Lower-priced suburbs and/or those that have seen high turnover rates over the past year have tended to have seen the most value growth. Several of these are in the lower North Island. Weaker suburbs have been concentrated in Auckland and Christchurch – no surprises there.
The latest QV House index is out and for NZ’s regions; and according to CoreLogic Head of Research, Nick Goodall - the news is both good and bad.
Driven by Auckland, new dwelling consents continue to rise strongly. By type, the growth has been driven by apartments and townhouses, with the average size of new dwellings continuing to fall. Given the growing population, a more intensified housing stock makes a lot of sense.
The latest QV House Price Index is out (using CoreLogic data) and none of the main centres saw property value growth of more than 0.5% since May.
As capital growth in the residential property market has continued to diminish and articles hypothesise what of a proper downturn, we yearn for more solid information to understand where the property market is heading next. Here in the CoreLogic Research team, we've been doing some work on forming a sales...
Wellington property values appear to have hit a recent low point as affordability concerns begin to surface in the higher-priced suburbs. A further flattening off wouldn’t be a surprise for the rest of 2018.
Let’s take a look at detailed regional data on first home buyer (FHB) activity and reveal how they’re a bigger share of the market in the smaller centres than the main cities.
NZ’s current property mix is made up of residential (1.6million properties), commercial (65,000), industrial (43,000) and a further 87,000 are rural.
Most people understand that an insurance premium is the price paid to secure insurance coverage as outlined in a policy document, but according to Richard Deakin, Head of Insurance Sales at CoreLogic NZ: “the perception that you have around those insurance premiums will be heavily influenced by whether you’ve...
NZ’s net migration inflows continue to drop. Although the level is still high, further migration falls will result in a softer residential property market than would otherwise have been the case and the provinces may be those to feel the brunt of it.
Some of the main centres have seen small falls in property values over the past few months, but there’s no reason to think that these drops will become more significant or sustained.

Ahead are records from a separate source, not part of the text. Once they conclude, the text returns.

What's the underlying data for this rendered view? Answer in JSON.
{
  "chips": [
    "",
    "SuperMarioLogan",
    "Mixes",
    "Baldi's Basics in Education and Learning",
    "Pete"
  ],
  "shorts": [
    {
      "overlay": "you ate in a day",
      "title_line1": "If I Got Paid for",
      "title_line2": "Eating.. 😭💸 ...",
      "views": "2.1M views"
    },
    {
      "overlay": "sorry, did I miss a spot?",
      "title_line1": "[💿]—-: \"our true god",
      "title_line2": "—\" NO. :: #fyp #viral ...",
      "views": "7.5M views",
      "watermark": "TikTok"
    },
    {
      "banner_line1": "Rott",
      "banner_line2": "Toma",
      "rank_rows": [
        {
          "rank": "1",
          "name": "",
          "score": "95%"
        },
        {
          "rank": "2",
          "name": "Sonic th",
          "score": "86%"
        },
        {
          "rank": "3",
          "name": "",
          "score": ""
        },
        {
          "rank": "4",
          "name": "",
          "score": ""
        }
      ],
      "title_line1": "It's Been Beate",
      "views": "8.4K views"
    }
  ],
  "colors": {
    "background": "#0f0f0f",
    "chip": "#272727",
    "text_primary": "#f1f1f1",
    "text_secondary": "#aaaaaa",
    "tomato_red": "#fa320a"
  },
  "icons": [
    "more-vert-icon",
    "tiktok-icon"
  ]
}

According to the May QV House Price Index, utilising data and methodology from CoreLogic, national property values slipped by -0.1% in May 2018. Dunedin remained the sole main centre to see any material value growth in the month, up 1.1%, taking quarterly growth to 4.0% - four times any of the other main...